Evolution of the period ratio of the planet and binary for the model where the planet is embedded in the initial disk at a_{0} = 1.75 AU. The inset shows the period ratio for the final stage of its evolution. The dashed line in the inset corresponds to the mean value of P_{planet}/P_{bin} = 5.22. 

In the text 
Fig. 12
Resonant angles Φ_{1} and Φ_{2} (see Eqs. (6) and (7)) during the capture phase in a 5:1 meanmotion resonance. 

In the text 
Fig. 13
Evolution of the semimajor axis of a planet embedded in an isothermal disk for different values of the disk mass. The graph in red corresponds to the simulation of the standard disk model with the planet initially starting at a_{0} = 1.0 AU. The graph in blue shows a similar simulation but with half the disk mass. The graph in green corresponds to a simulation with a quarter of the initial disk mass that is continued from the model in blue at t = 4300. 

In the text 
Fig. 14
Evolution of the semimajor axis of a planet embedded in an isothermal disk for different locations of the disk’s inner boundary. The graph in red corresponds to the standard model with an open inner boundary at 0.25 AU. The graph in blue represents a model with a closed inner boundary at 0.25 AU, and the graph in green is for a disk with an open inner boundary at 0.22 AU. 

In the text 
Fig. 15
Evolution of the semimajor axis of the binary in a system with an isothermal disk for different values of the disk mass. The graph uses the same models and colors as in Fig. 13 for the evolution of the planets. 

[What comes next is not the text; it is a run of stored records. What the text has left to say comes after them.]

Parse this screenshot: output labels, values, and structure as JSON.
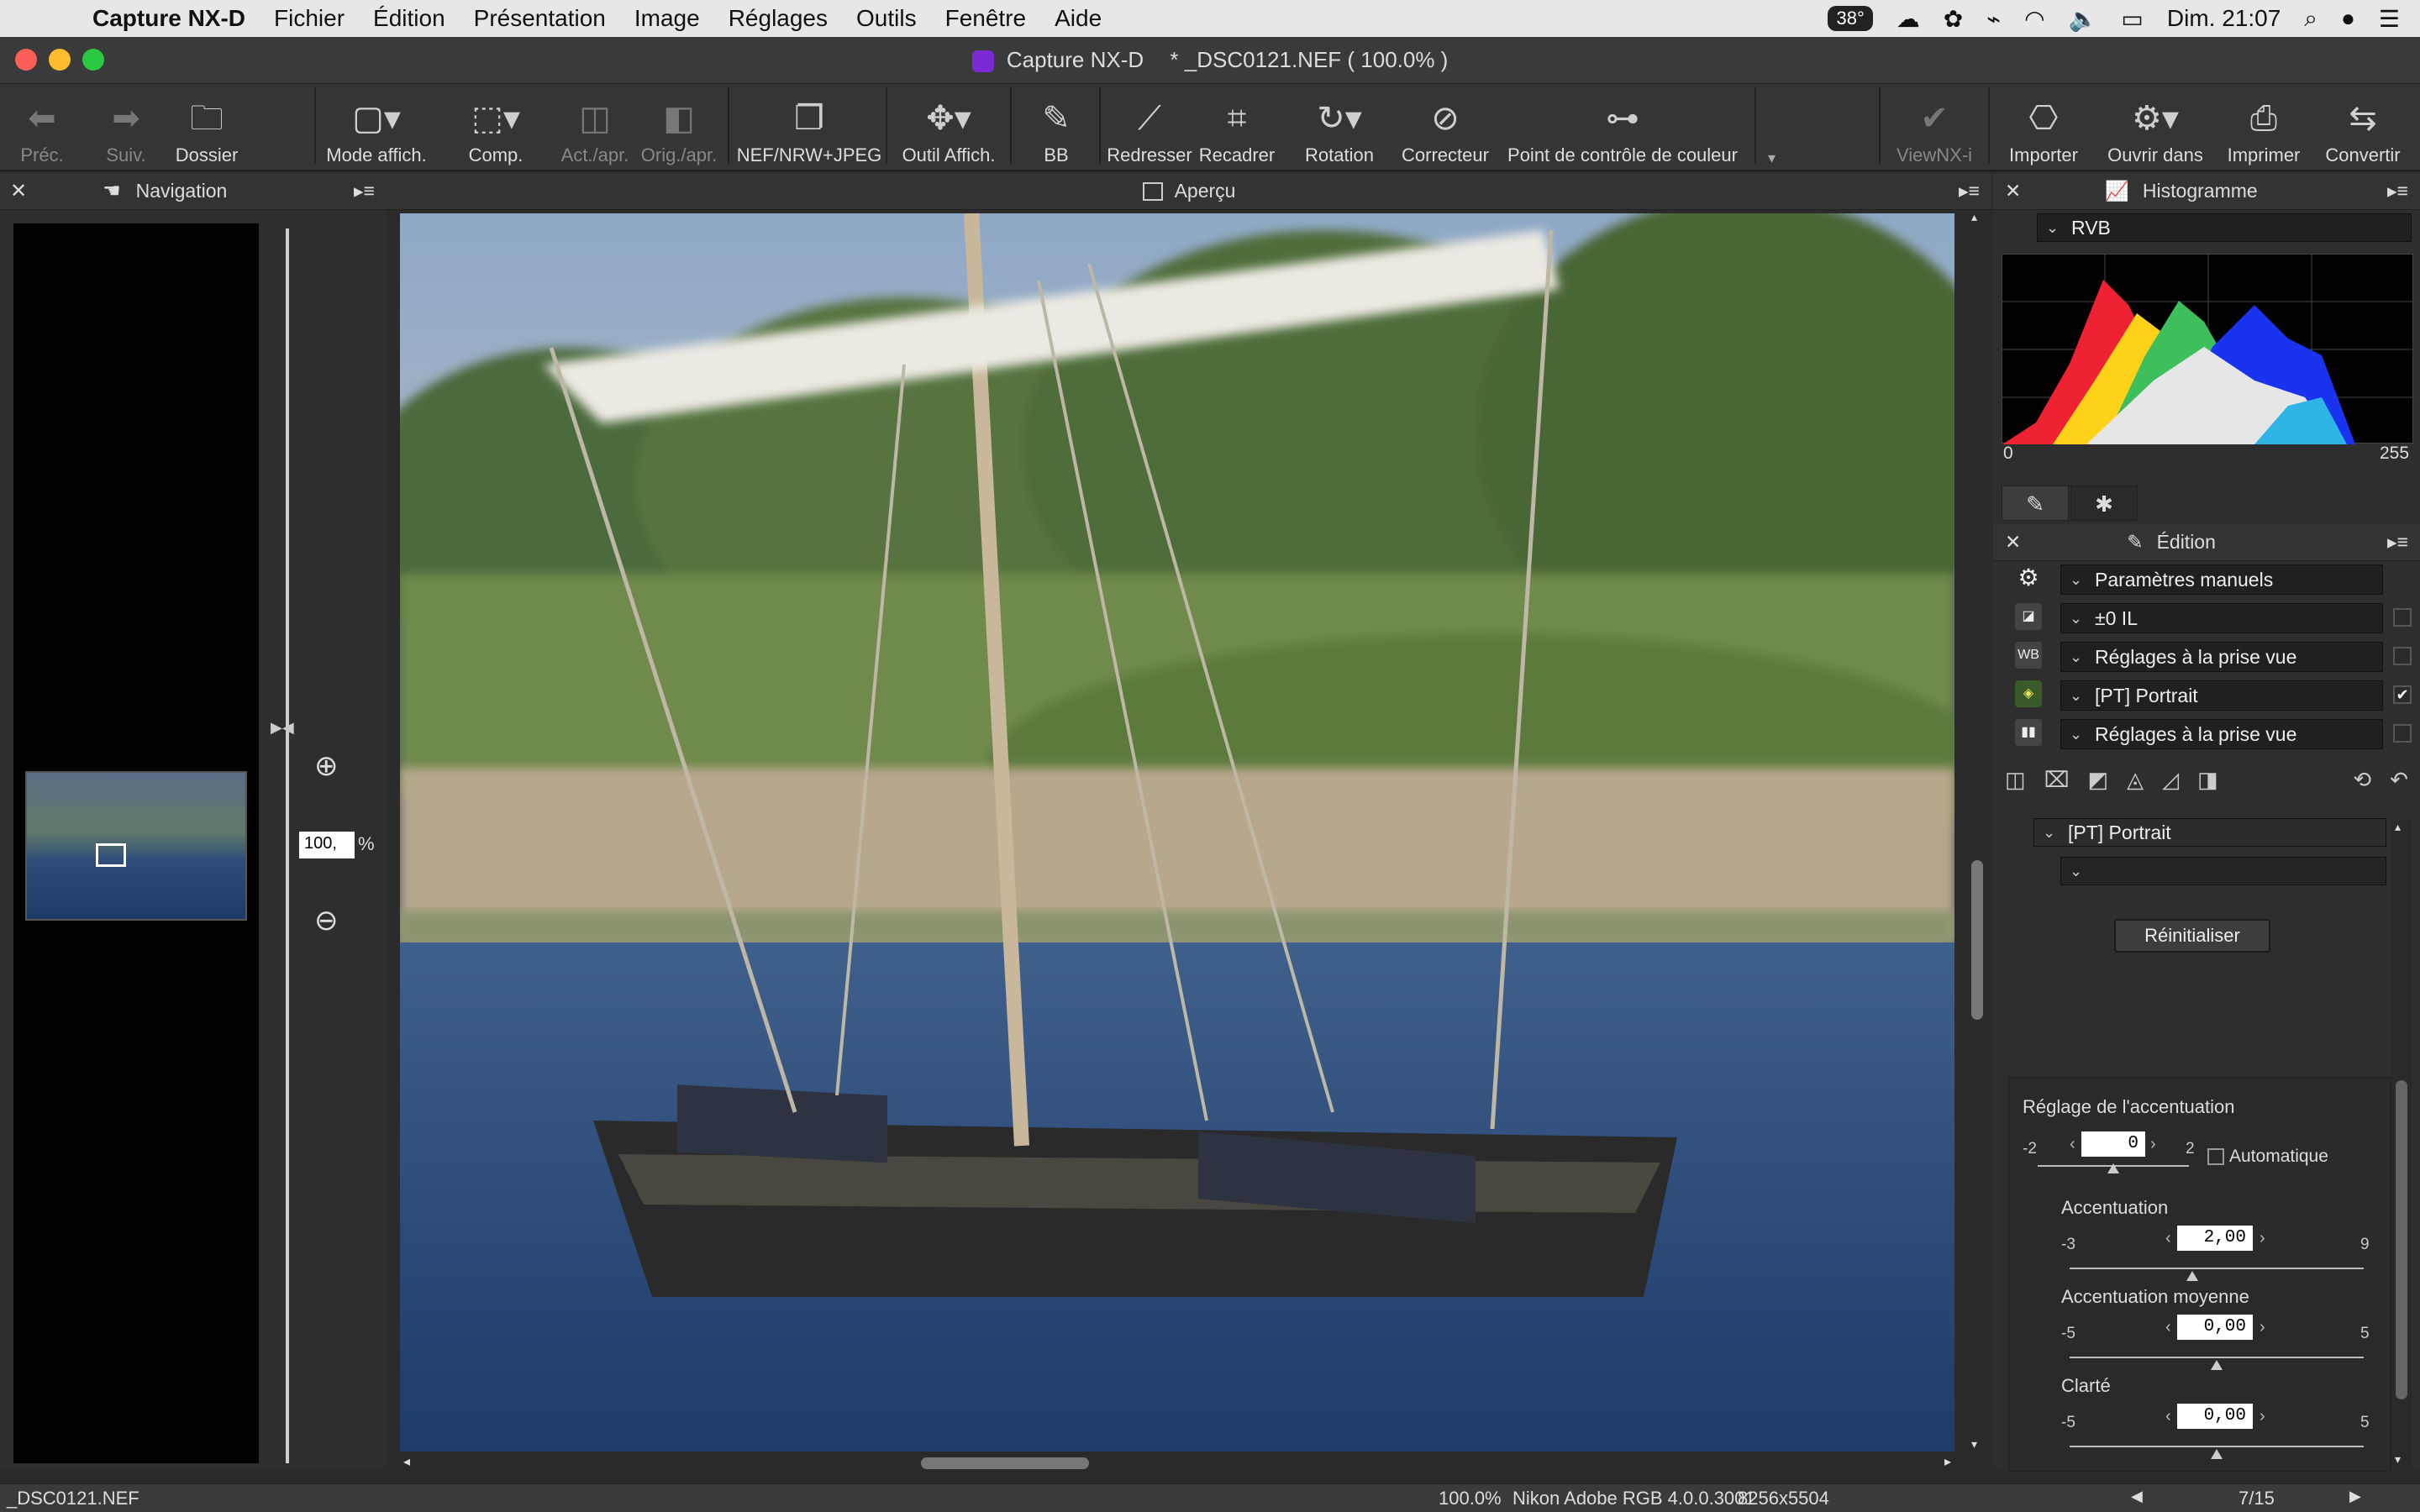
{
  "menubar": {
    "app": "Capture NX-D",
    "items": [
      "Fichier",
      "Édition",
      "Présentation",
      "Image",
      "Réglages",
      "Outils",
      "Fenêtre",
      "Aide"
    ],
    "temp": "38°",
    "clock": "Dim. 21:07"
  },
  "window": {
    "title": "Capture NX-D",
    "doc": "* _DSC0121.NEF ( 100.0% )"
  },
  "toolbar": {
    "prev": "Préc.",
    "next": "Suiv.",
    "folder": "Dossier",
    "view_mode": "Mode affich.",
    "comp": "Comp.",
    "before_after": "Act./apr.",
    "orig_after": "Orig./apr.",
    "nef_jpeg": "NEF/NRW+JPEG",
    "view_tool": "Outil Affich.",
    "wb": "BB",
    "straighten": "Redresser",
    "crop": "Recadrer",
    "rotate": "Rotation",
    "retouch": "Correcteur",
    "color_control": "Point de contrôle de couleur",
    "viewnx": "ViewNX-i",
    "import": "Importer",
    "open_in": "Ouvrir dans",
    "print": "Imprimer",
    "convert": "Convertir"
  },
  "navigation": {
    "title": "Navigation",
    "zoom_value": "100,",
    "zoom_unit": "%"
  },
  "preview": {
    "title": "Aperçu"
  },
  "histogram": {
    "title": "Histogramme",
    "channel": "RVB",
    "min": "0",
    "max": "255"
  },
  "edit": {
    "title": "Édition",
    "rows": [
      {
        "icon": "gear",
        "label": "Paramètres manuels"
      },
      {
        "icon": "exposure",
        "label": "±0 IL"
      },
      {
        "icon": "WB",
        "label": "Réglages à la prise vue"
      },
      {
        "icon": "picture-control",
        "label": "[PT] Portrait"
      },
      {
        "icon": "noise",
        "label": "Réglages à la prise vue"
      }
    ],
    "picture_control": "[PT] Portrait",
    "reset": "Réinitialiser",
    "sharpening": {
      "title": "Réglage de l'accentuation",
      "quick": {
        "min": "-2",
        "max": "2",
        "value": "0",
        "fraction": 0.5
      },
      "auto_label": "Automatique",
      "sliders": [
        {
          "label": "Accentuation",
          "min": "-3",
          "max": "9",
          "value": "2,00",
          "fraction": 0.4167
        },
        {
          "label": "Accentuation moyenne",
          "min": "-5",
          "max": "5",
          "value": "0,00",
          "fraction": 0.5
        },
        {
          "label": "Clarté",
          "min": "-5",
          "max": "5",
          "value": "0,00",
          "fraction": 0.5
        }
      ]
    }
  },
  "status": {
    "file": "_DSC0121.NEF",
    "zoom": "100.0%",
    "profile": "Nikon Adobe RGB 4.0.0.3001",
    "size": "8256x5504",
    "page": "7/15"
  }
}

In the text 
Fig. 16
Surface density (in g/cm^{2}, top panel), temperature (in K, middle panel), and eccentricity (bottom panel) of a radiative disk in the initial model (red), an isothermal case with H/r = 0.05 (model 1, blue), and a quasiequilibrium state (green). 

In the text 
Fig. 17
Evolution of the semimajor axis and eccentricity of an embedded planet in a radiative disk. The planet was started at a_{0} = 1.0 AU (red curve). In the two other models shown in green and blue, simulations were continued at specified times with slightly different numerical parameters (see text for details). (Online movie) 

In the text 
Fig. 18
Surface density (in g/cm^{2}, top panel), temperature (in K, middle panel), and eccentricity (bottom panel) of two radiative disks with different masses. The green curve corresponds to the same disk model as the green curve in Fig. 16 with the standard disk mass and viscosity (α = 0.01). The orange curve shows a disk model with a mass equal to a quarter of the mass of our standard disk model and a lower disk viscosity of α = 0.004. 

In the text 
Fig. 19
Evolution of the semimajor axis of an embedded planet in a radiative disk with different masses. The red and blue curves correspond to the standard disk mass model (as shown in Fig. 17) and the orange curve corresponds to a model with a quarter disk mass. 

In the text 
Fig. 20
Evolution of the semimajor axis and eccentricity of a planet embedded in a radiative disk with a mass lower than that of our standard disk model. The orange curve corresponds to the same model as the orange curve in Fig. 19 with the planet started at a_{0} = 1.0 AU. The purple curve corresponds to a system in which the planet was embedded in the disk at a_{0} = 0.5 AU and moved only under the influence of the gravity of the binary. The light blue curve shows the same planet as in the purple curve, where at time t = 1700 the effect of the disk was also taken into account. The dashed line in the bottom panel shows the evolution of the planet’s mean eccentricity. The first equilibrium is reached at e ≈ 0.036, and under the action of the disk, this value of the eccentricity exponentially decreases to a new mean value of e ≈ 0.026 in a timespan of 600 years. 

In the text 
Current usage metrics show cumulative count of Article Views (fulltext article views including HTML views, PDF and ePub downloads, according to the available data) and Abstracts Views on Vision4Press platform.
Data correspond to usage on the plateform after 2015. The current usage metrics is available 4896 hours after online publication and is updated daily on week days.
Initial download of the metrics may take a while.